Some owners have discovered that no amount of training can turn a Tibetan mastiff into an approachable pet, while others say training effectively socialized their dogs and that they have thrived in spacious environments. (Note to apartment dwellers: This king-sized dog may not be the best choice in your current situation.)

The Tibetan mastiff is a very intelligent breed with a strong-willed, stubborn nature, so obedience training is highly recommended in order to establish a good working relationship with the dog.

Of course, it’s always a good idea to have control over a dog that may weigh more than you.

Tibetan mastiff

On average, healthy Tibetan mastiffs weigh between 140 and 200 pounds, depending on gender. They can stand more than three feet tall.

The breed has a variety of coat colors, including solid black, black and tan, gold, blonde, chocolate and, in the rarest of shades: red or white.

Tibetan mastiff pups born in the same litter can have one of two “looks”: Lion head or tiger head. To give you an idea, one resembles an oversized chow while the other looks like a super-sized Bernese mountain dog.
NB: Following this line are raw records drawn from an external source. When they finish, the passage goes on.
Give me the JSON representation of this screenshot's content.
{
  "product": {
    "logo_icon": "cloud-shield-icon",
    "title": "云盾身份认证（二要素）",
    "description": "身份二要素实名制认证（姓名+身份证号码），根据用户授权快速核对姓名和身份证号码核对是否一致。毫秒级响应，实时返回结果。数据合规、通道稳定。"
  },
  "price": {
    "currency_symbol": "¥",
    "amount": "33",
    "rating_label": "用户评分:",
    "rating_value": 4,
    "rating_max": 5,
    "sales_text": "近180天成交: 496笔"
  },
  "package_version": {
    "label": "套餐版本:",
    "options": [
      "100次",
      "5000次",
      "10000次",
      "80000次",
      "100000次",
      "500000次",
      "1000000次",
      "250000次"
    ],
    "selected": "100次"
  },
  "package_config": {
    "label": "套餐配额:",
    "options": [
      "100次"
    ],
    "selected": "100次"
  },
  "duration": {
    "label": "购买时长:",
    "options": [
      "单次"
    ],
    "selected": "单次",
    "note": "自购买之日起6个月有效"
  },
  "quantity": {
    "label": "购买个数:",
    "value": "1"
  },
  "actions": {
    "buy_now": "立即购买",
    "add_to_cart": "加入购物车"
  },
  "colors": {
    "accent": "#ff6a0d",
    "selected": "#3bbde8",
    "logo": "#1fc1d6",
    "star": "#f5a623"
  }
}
The breed has a thick double coat which requires routine care in order to maintain good health.

While these may be common medical conditions, not all Tibetan mastiffs will necessarily develop any of those listed below. Today, reputable Tibetan mastiff breeders are working to reduce genetic problems through selective breeding.

  • Canine inherited demyelinative neuropathy (CIDN) is a rare inherited neural disease that appeared in one Tibetan mastiff bloodline in the early 1980s.
  • Cataracts: an opacity of the lens of the eye. May cause blindness if not treated surgically.
  • Demodectic mange, also called Demodex, is caused by a mite (Demodex canis) that is a normal resident of the skin. It is transmitted from the mother to puppies during suckling. Genetic factors and immunologic response play a role in the development of the disease. The disease is treatable in most cases and not considered contagious.
  • Entropion, inward curling of the lower eyelid or ectropion, rolling out of the eyelid, is fairly common in the breed. The condition should be corrected surgically to prevent damage to the cornea of the eye.
  • Hip dysplasia, a malformation of the hip joints that causes arthritis, is especially crippling in large breeds of dogs, although most Tibetan breeders routinely screen their dogs using X-rays evaluated by the Orthopedic Foundation for Animals in an effort to strengthen the dog's gene pool.
  • Hypothyroidism is a condition caused by low thyroid hormone production of the thyroid glands. Lack of this hormone causes weight gain, lethargy, poor hair coat, infertility and susceptibility to chronic infections.
  • Otitis (ear infections) refers to an inflammation of the ear canal, and can be caused by a foreign body in the ear canal, parasites, yeast or a bacterial infection. The Tibetan mastiff has very narrow convoluted ear canals, which can be difficult to clean. Cleaning your dog’s ears beginning at a young age will help train your dog to tolerate routine cleanings and help prevent infection.
  • Progressive retinal atrophy (PRA) is an adult-onset condition which gradual degeneration of the retina leading to blindness.
  • Skin allergies: The Tibetan mastiff’s dense, heavy undercoat predisposes them to external parasites and matted, dirty-hair coats that can cause scratching. Regular, vigorous brushing can help prevent this from occurring.
As with any pet, be sure to regularly consult a veterinarian for routine care and medical advice for your four-legged friend.